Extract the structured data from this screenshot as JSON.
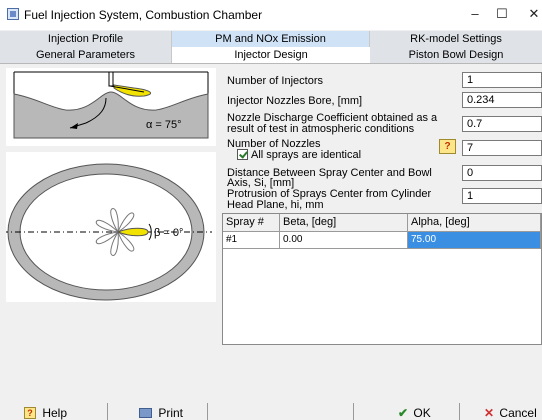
{
  "window": {
    "title": "Fuel Injection System, Combustion Chamber",
    "minimize_glyph": "–",
    "maximize_glyph": "☐",
    "close_glyph": "✕"
  },
  "tabs_row1": [
    "Injection Profile",
    "PM and NOx Emission",
    "RK-model Settings"
  ],
  "tabs_row2": [
    "General Parameters",
    "Injector Design",
    "Piston Bowl Design"
  ],
  "active_tab": "Injector Design",
  "figures": {
    "top_angle_label": "α = 75°",
    "bottom_angle_label": "β = 0°"
  },
  "params": {
    "num_injectors_label": "Number of Injectors",
    "num_injectors_value": "1",
    "bore_label": "Injector Nozzles Bore, [mm]",
    "bore_value": "0.234",
    "discharge_label_line1": "Nozzle Discharge Coefficient obtained as a",
    "discharge_label_line2": "result of test in atmospheric conditions",
    "discharge_value": "0.7",
    "num_nozzles_label": "Number of Nozzles",
    "num_nozzles_value": "7",
    "help_glyph": "?",
    "identical_label": "All sprays are identical",
    "identical_checked": true,
    "distance_label_line1": "Distance Between Spray Center and Bowl",
    "distance_label_line2": "Axis, Si, [mm]",
    "distance_value": "0",
    "protrusion_label_line1": "Protrusion of Sprays Center from Cylinder",
    "protrusion_label_line2": "Head Plane, hi, mm",
    "protrusion_value": "1"
  },
  "spray_table": {
    "headers": [
      "Spray #",
      "Beta, [deg]",
      "Alpha, [deg]"
    ],
    "rows": [
      [
        "#1",
        "0.00",
        "75.00"
      ]
    ]
  },
  "footer": {
    "help_label": "Help",
    "print_label": "Print",
    "ok_label": "OK",
    "cancel_label": "Cancel"
  },
  "colors": {
    "tab_highlight": "#cfe2f6",
    "selected_cell": "#3b8fe3",
    "spray_fill": "#f2e200",
    "ok_check": "#2a8a2a",
    "cancel_x": "#d03030"
  }
}
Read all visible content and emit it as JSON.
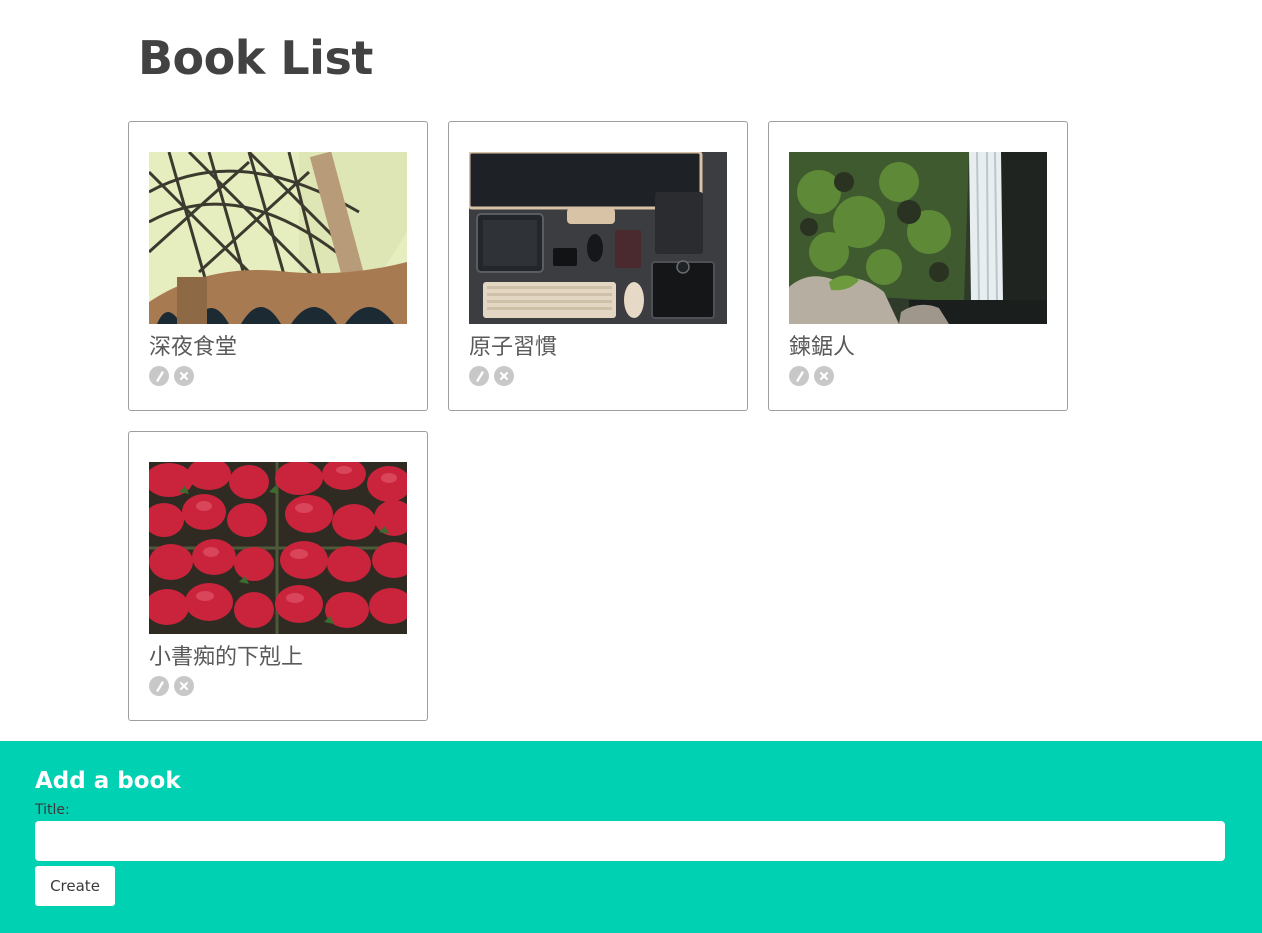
{
  "page": {
    "title": "Book List"
  },
  "books": [
    {
      "title": "深夜食堂",
      "image": "bridge-photo"
    },
    {
      "title": "原子習慣",
      "image": "desk-photo"
    },
    {
      "title": "鍊鋸人",
      "image": "waterfall-photo"
    },
    {
      "title": "小書痴的下剋上",
      "image": "strawberries-photo"
    }
  ],
  "icons": {
    "edit": "edit-icon",
    "delete": "delete-icon"
  },
  "add_form": {
    "heading": "Add a book",
    "title_label": "Title:",
    "title_value": "",
    "title_placeholder": "",
    "create_label": "Create"
  },
  "colors": {
    "accent": "#00d1b2",
    "title_text": "#424242",
    "icon_grey": "#c8c8c8",
    "card_border": "#9e9e9e"
  }
}
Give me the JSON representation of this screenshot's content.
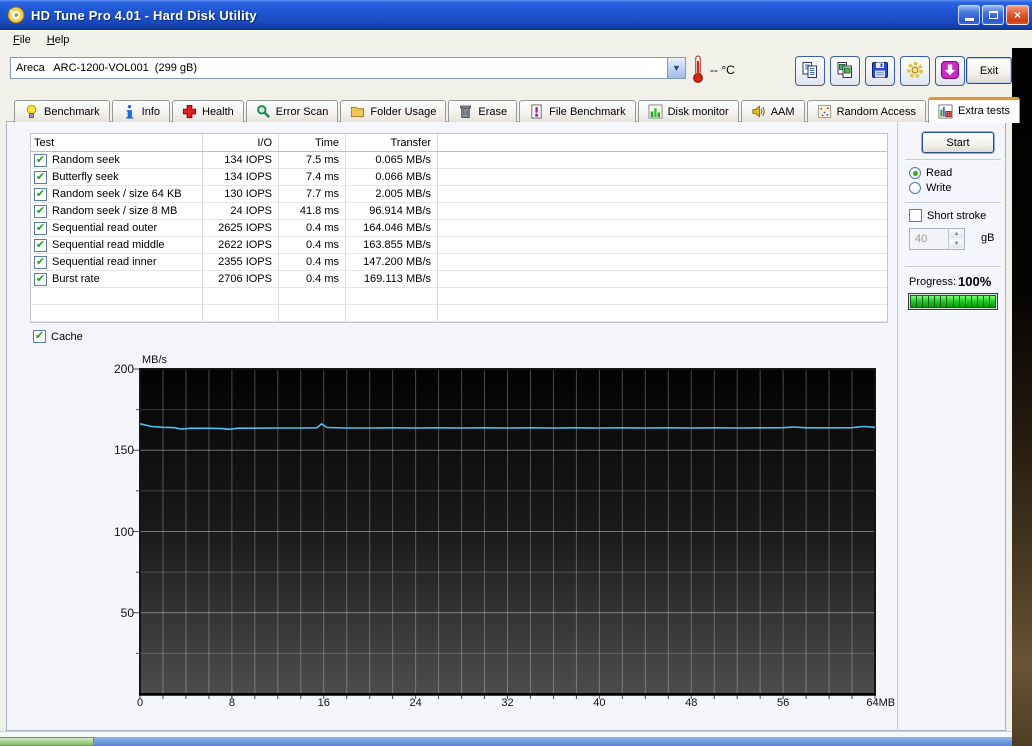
{
  "window": {
    "title": "HD Tune Pro 4.01 - Hard Disk Utility"
  },
  "menu": {
    "items": [
      {
        "label": "File"
      },
      {
        "label": "Help"
      }
    ]
  },
  "toolbar": {
    "drive_selector": {
      "value": "Areca   ARC-1200-VOL001  (299 gB)"
    },
    "temperature": "-- °C",
    "buttons": [
      {
        "icon": "copy-text-icon"
      },
      {
        "icon": "copy-image-icon"
      },
      {
        "icon": "save-icon"
      },
      {
        "icon": "options-icon"
      },
      {
        "icon": "update-icon"
      }
    ],
    "exit_label": "Exit"
  },
  "tabs": {
    "active_index": 10,
    "items": [
      {
        "label": "Benchmark",
        "icon": "benchmark-icon"
      },
      {
        "label": "Info",
        "icon": "info-icon"
      },
      {
        "label": "Health",
        "icon": "health-icon"
      },
      {
        "label": "Error Scan",
        "icon": "error-scan-icon"
      },
      {
        "label": "Folder Usage",
        "icon": "folder-usage-icon"
      },
      {
        "label": "Erase",
        "icon": "erase-icon"
      },
      {
        "label": "File Benchmark",
        "icon": "file-benchmark-icon"
      },
      {
        "label": "Disk monitor",
        "icon": "disk-monitor-icon"
      },
      {
        "label": "AAM",
        "icon": "aam-icon"
      },
      {
        "label": "Random Access",
        "icon": "random-access-icon"
      },
      {
        "label": "Extra tests",
        "icon": "extra-tests-icon"
      }
    ]
  },
  "test_table": {
    "columns": [
      "Test",
      "I/O",
      "Time",
      "Transfer"
    ],
    "empty_rows": 2,
    "rows": [
      {
        "checked": true,
        "test": "Random seek",
        "io": "134 IOPS",
        "time": "7.5 ms",
        "transfer": "0.065 MB/s"
      },
      {
        "checked": true,
        "test": "Butterfly seek",
        "io": "134 IOPS",
        "time": "7.4 ms",
        "transfer": "0.066 MB/s"
      },
      {
        "checked": true,
        "test": "Random seek / size 64 KB",
        "io": "130 IOPS",
        "time": "7.7 ms",
        "transfer": "2.005 MB/s"
      },
      {
        "checked": true,
        "test": "Random seek / size 8 MB",
        "io": "24 IOPS",
        "time": "41.8 ms",
        "transfer": "96.914 MB/s"
      },
      {
        "checked": true,
        "test": "Sequential read outer",
        "io": "2625 IOPS",
        "time": "0.4 ms",
        "transfer": "164.046 MB/s"
      },
      {
        "checked": true,
        "test": "Sequential read middle",
        "io": "2622 IOPS",
        "time": "0.4 ms",
        "transfer": "163.855 MB/s"
      },
      {
        "checked": true,
        "test": "Sequential read inner",
        "io": "2355 IOPS",
        "time": "0.4 ms",
        "transfer": "147.200 MB/s"
      },
      {
        "checked": true,
        "test": "Burst rate",
        "io": "2706 IOPS",
        "time": "0.4 ms",
        "transfer": "169.113 MB/s"
      }
    ]
  },
  "controls": {
    "start_label": "Start",
    "read_label": "Read",
    "write_label": "Write",
    "read_selected": true,
    "short_stroke_label": "Short stroke",
    "short_stroke_checked": false,
    "size_value": "40",
    "size_unit": "gB",
    "progress_label": "Progress:",
    "progress_value": "100%",
    "progress_percent": 100,
    "progress_segments": 14
  },
  "cache": {
    "label": "Cache",
    "checked": true
  },
  "chart_data": {
    "type": "line",
    "title": "",
    "xlabel": "MB",
    "ylabel": "MB/s",
    "xlim": [
      0,
      64
    ],
    "ylim": [
      0,
      200
    ],
    "x_ticks": [
      0,
      8,
      16,
      24,
      32,
      40,
      48,
      56,
      64
    ],
    "x_tick_labels": [
      "0",
      "8",
      "16",
      "24",
      "32",
      "40",
      "48",
      "56",
      "64MB"
    ],
    "y_ticks": [
      50,
      100,
      150,
      200
    ],
    "grid": {
      "on": true,
      "x_minor_step": 2,
      "y_minor_step": 25
    },
    "legend_position": "none",
    "series": [
      {
        "name": "Cache",
        "color": "#4fc0ee",
        "points": [
          [
            0,
            166.3
          ],
          [
            1,
            164.6
          ],
          [
            2,
            164.1
          ],
          [
            3,
            163.9
          ],
          [
            3.6,
            163.0
          ],
          [
            4.5,
            163.6
          ],
          [
            6,
            163.5
          ],
          [
            7.2,
            163.3
          ],
          [
            7.8,
            162.9
          ],
          [
            8.5,
            163.6
          ],
          [
            10,
            163.6
          ],
          [
            12,
            163.7
          ],
          [
            14,
            163.7
          ],
          [
            15.4,
            163.8
          ],
          [
            15.8,
            166.2
          ],
          [
            16.3,
            164.0
          ],
          [
            18,
            163.7
          ],
          [
            20,
            163.7
          ],
          [
            22,
            163.8
          ],
          [
            24,
            163.7
          ],
          [
            26,
            163.8
          ],
          [
            28,
            163.7
          ],
          [
            30,
            163.8
          ],
          [
            32,
            163.7
          ],
          [
            34,
            163.8
          ],
          [
            36,
            163.7
          ],
          [
            38,
            163.8
          ],
          [
            40,
            163.7
          ],
          [
            42,
            163.8
          ],
          [
            44,
            163.7
          ],
          [
            46,
            163.8
          ],
          [
            48,
            163.7
          ],
          [
            50,
            163.8
          ],
          [
            52,
            163.7
          ],
          [
            54,
            163.8
          ],
          [
            56,
            163.9
          ],
          [
            57,
            164.3
          ],
          [
            58,
            163.8
          ],
          [
            60,
            163.8
          ],
          [
            62,
            163.9
          ],
          [
            63,
            164.6
          ],
          [
            64,
            164.1
          ]
        ]
      }
    ]
  },
  "colors": {
    "titlebar_blue": "#1e54d0",
    "tab_active_orange": "#e8952e",
    "progress_green": "#22cc22",
    "chart_line_cyan": "#4fc0ee",
    "chart_bg_top": "#030303",
    "chart_bg_bottom": "#4d4d4d",
    "taskbar_blue": "#6a97dd",
    "taskbar_green": "#a8cf8e",
    "close_button_red": "#cc3c14"
  }
}
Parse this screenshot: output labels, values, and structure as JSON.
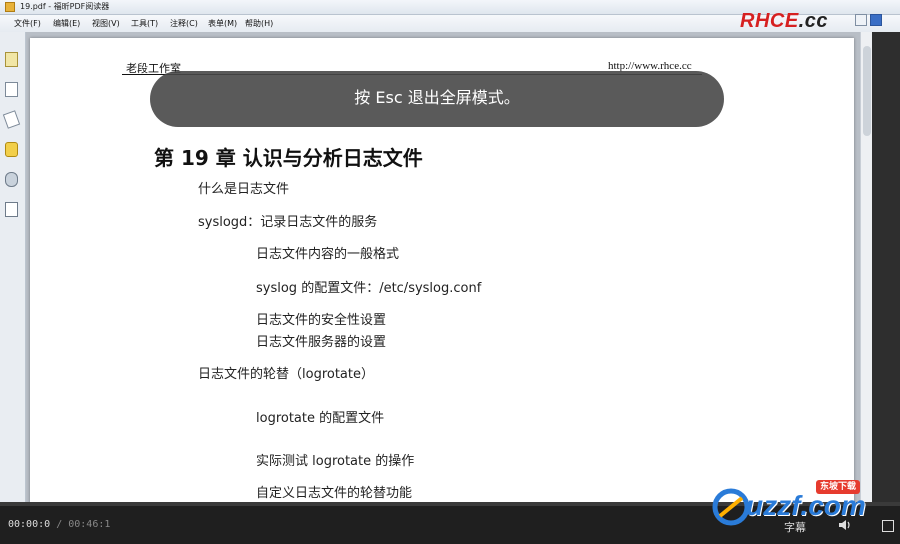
{
  "window": {
    "title": "19.pdf - 福昕PDF阅读器"
  },
  "menu": [
    "文件(F)",
    "编辑(E)",
    "视图(V)",
    "工具(T)",
    "注释(C)",
    "表单(M)",
    "帮助(H)"
  ],
  "brand": {
    "main": "RHCE",
    "suffix": ".cc"
  },
  "document": {
    "header_left": "老段工作室",
    "header_right": "http://www.rhce.cc",
    "chapter_title": "第 19 章  认识与分析日志文件",
    "lines": [
      "什么是日志文件",
      "syslogd：记录日志文件的服务",
      "日志文件内容的一般格式",
      "syslog 的配置文件：/etc/syslog.conf",
      "日志文件的安全性设置",
      "日志文件服务器的设置",
      "日志文件的轮替（logrotate）",
      "logrotate 的配置文件",
      "实际测试 logrotate 的操作",
      "自定义日志文件的轮替功能"
    ]
  },
  "overlay": {
    "message": "按 Esc 退出全屏模式。"
  },
  "player": {
    "current_time": "00:00:0",
    "separator": "/",
    "duration": "00:46:1",
    "progress_fraction": 0.0,
    "subtitle_label": "字幕"
  },
  "watermark": {
    "text": "uzzf.com",
    "badge": "东坡下载"
  },
  "colors": {
    "brand_red": "#d62020",
    "overlay_bg": "#484848",
    "watermark_blue": "#2a7bd8"
  }
}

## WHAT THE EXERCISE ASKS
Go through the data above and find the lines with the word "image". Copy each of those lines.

## SOLUTION FOR THIS TASK
      "image": "bridge-photo"
      "image": "desk-photo"
      "image": "waterfall-photo"
      "image": "strawberries-photo"
        "icon": "copy-image-icon"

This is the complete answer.